“St. Louis deserves the president’s entire agenda,” Bush said. “So that means both the bipartisan infrastructure package and the Build Back Better act. We cannot push away one part of President Biden’s agenda because it’s difficult or because a couple of people don’t want it. Our communities need it. And when I signed up to Congress and when I told the people I wanted to go and fight for St. Louis — that’s what I meant.”

Vice President Kamala Harris participates in a virtual roundtable with women’s leadership groups on the American Rescue Plan on Thursday, Feb. 18, 2021. Harris spoke with St. Louis Public Radio on March 30 about the Biden administration's vaccination efforts.
Lawrence Jackson
Courtesy of the White House
Vice President Kamala Harris participates in a virtual roundtable with women’s leadership groups on the American Rescue Plan in February. U.S. Rep. Cori Bush said she spoke with the vice president about getting the Build Back Better plan passed.

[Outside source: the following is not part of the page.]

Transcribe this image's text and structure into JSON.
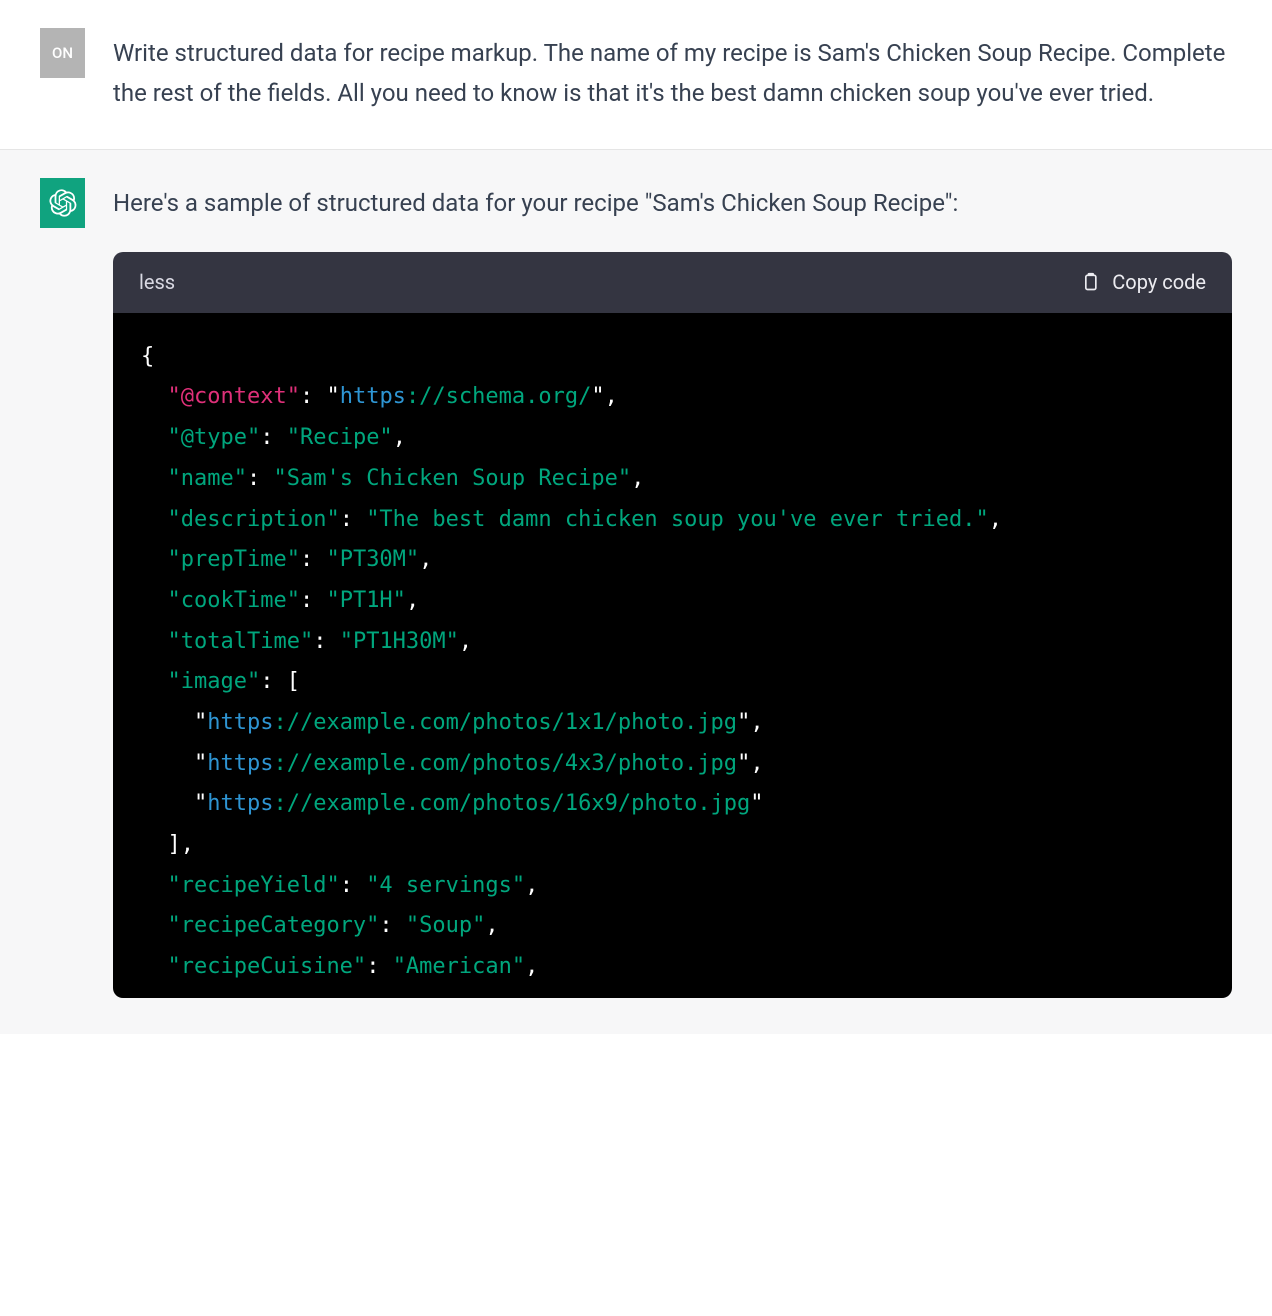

Vice president confident

Some Democratic lawmakers, such as U.S. Rep. Ro Khanna of California, said he ended up voting for the infrastructure legislation because he trusted Biden to get the Build Back Better legislation passed. Asked if she had that same confidence in Biden, Bush said “this is our president’s agenda and it’s up to him to get it over the finish line.”

She spoke with Vice President Kamala Harris about whether the administration “would be able to get it done for my folks — because St. Louis needs it.”

“No longer can we be pushed to the side or we just get the crumbs and everybody else benefits,” Bush said. “And what she said was they are going to do the work to make sure they get the votes. But the votes didn’t happen in the House on Friday. So that’s why we stood strong, because it didn’t happen in the House yet. Next week is going to be crucial. We’re going to work to make sure that this happens.”

The House is expected to pass its version of Build Back Better later in the month. Whether it passes the Senate will depend on Sens. Joe Manchin and Kyrsten Sinema, two Democrats who have had issues with various aspects of the legislation. Because the Senate is tied at 50 and Republicans aren’t expected to vote for the spending proposal, Democrats need their Senate caucus united for Build Back Better to pass.

“I’m going to continue to use my voice and work with my colleagues that stood with me and voted no as well,” Bush said. “Because we stuck to what we said, we were able to get more included into the House package. So hopefully the same will happen in the Senate. And we have colleagues in the Senate who are working just as hard to see this thing happen.”

Sen. Roy Blunt (R-MO) speaks to the media on Friday, Oct. 1, 2021, at the site of the future National Geospatial-Intelligence Agency headquarters in St. Louis, Mo.
Brian Munoz
St. Louis Public Radio
Sen. Roy Blunt, R-Missouri, speaks to the media last month. On Friday, Blunt broke with the majority of his party and voted for President Joe Biden's infrastructure bill.

Split in delegation on infrastructure bill

Only two members of Missouri’s congressional delegation voted for the infrastructure bill: Rep. Emanuel Cleaver, D-Kansas City, and GOP Sen. Roy Blunt. Illinois’ delegation split along party lines, with the exception of Republican Rep. Adam Kinzinger voting for it.

Republicans who voted against the infrastructure legislation, such as Reps. Blaine Luetkemeyer and Mike Bost, contended that it was merely a Trojan horse to pass the more wide-ranging Build Back Better plan.

“President Biden and the far left made clear that passage of the infrastructure bill is tied to approval of their massive, multitrillion-dollar socialist spending spree,” Bost said. “As a conservative, I am unwilling to help the D.C. liberals fund their big government agenda.”

Blunt told KCUR on Monday that the infrastructure legislation will provide much-needed investment for Missouri’s roads, bridges, rail yards and inland ports. He noted that former Presidents Barack Obama and Donald Trump wanted to pass broad infrastructure bills during their tenure but failed to deliver.

“While this bill isn’t perfect, it’s the right thing for our state and the right thing for the country,” Blunt said. “I’m glad that it’s going to head to the president’s desk.”

Follow Jason on Twitter: @jrosenbaum

Jason is the politics correspondent for St. Louis Public Radio.